Generally, a buying center is made up of a budget owner, technical experts, functional leads, direct and indirect end users, influencers, procurement people and project managers. These are the visible ones. On top of that sits a layer of hidden stakeholders that come in and out of the process. Sales can be blindsided late in the game, often because of these stealth players.
Sounds complicated? It can be. Let’s now consider the added dynamic that multiple generations bring. As you can imagine, members of the buying center find that reaching consensus is a difficult path to navigate. From various marketing studies, we know that Boomers, Gen X and Millennials behave differently; they want and need different things to help make a purchase decision. Each of these three generations have distinct:
- Personality traits
- Research methods and sources
- Engagement preferences
- Attitudes towards sales
- Content sources, formats and delivery
- Feature requirements
- Search methods
- Messaging dos and don’ts
Age doesn’t equal authority either. A Millennial can be a budget owner or an end user. So could a Boomer. A Boomer could be the technical decision-maker on the team and thus more technically savvy than their younger colleagues. Go Boomer!

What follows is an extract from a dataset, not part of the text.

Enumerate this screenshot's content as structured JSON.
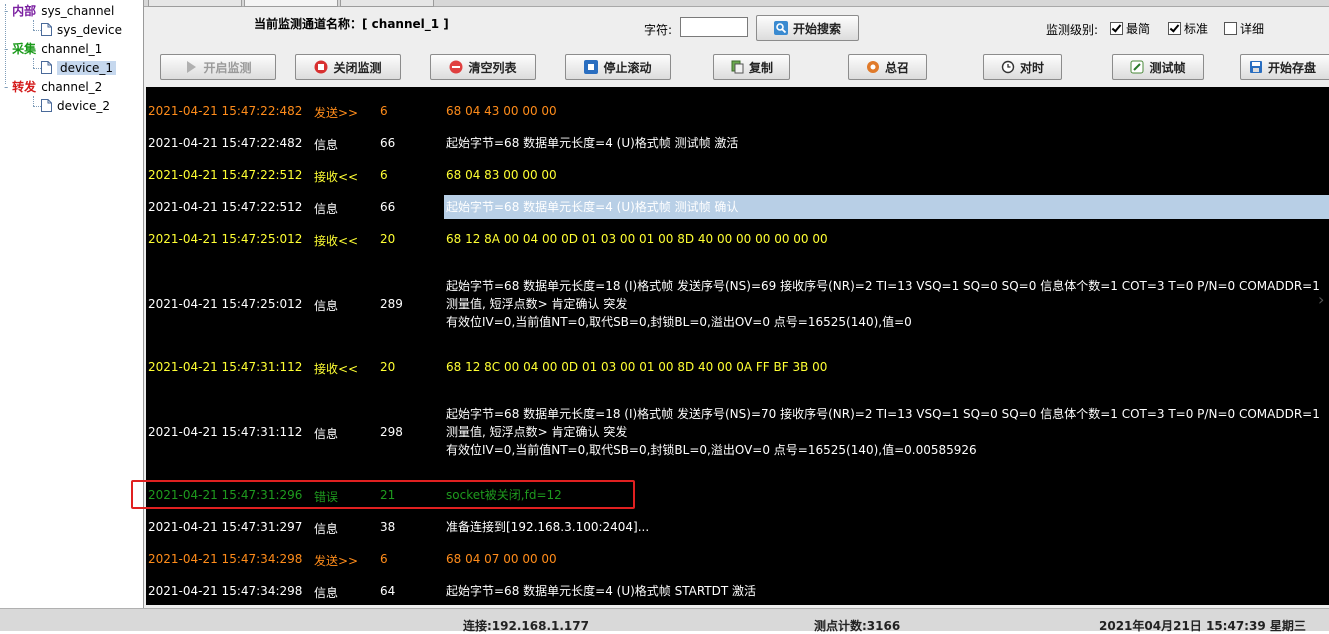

What does this mean for content marketing and digital strategists? It means you need to create content and experiences that appeal to multiple roles AND consider the different generational preferences. You need to provide information that helps teams reach consensus. You need to determine what messaging in which format and in what channels appeals to the key individuals and what appeals to the entire team.
To help you get started, here is side by side comparison of how the different generations vary in terms of workstyle, media consumption, trusted sources and their overall decision-making mindset. All of which can be baked into your thinking about message development, editorial planning and content distribution and amplification.
We understand these next-gen challenges firsthand. ComBlu has been in the thick of all things buying center for companies like Cisco, VMware, Sitecore and Capital One for many years. Feel free to reach out if you’d like to know more about how these brands approached the buying center dilemma. Check out a few other resources we’ve created on the topic you can access at your leisure:
- The Hitchhiker’s Guide to a Content Journey 2: The Buying Center at the End of the Universe
- Inside the Mind of the B2B Buyer 2020
- ComBlu Perspectives: The Buying Center
Jenny is a digital content strategist, who leads customer-centric engagements that focus on understanding B2B buying behaviors and developing custom roadmaps.
Her expertise is creating buyer personas and mapping digital content journeys to assess the multi-channel user experience. She helps clients operationalize plans across workstreams and identifies processes to create efficiencies in marketing operations. Jenny also has extensive time under her belt developing and managing customer advocacy programs and community building.
She has helped a diverse group of organizations including Cisco, VMware, Verizon, Microsoft, Dell, BMO Harris, Capital One and many others become more customer-centric.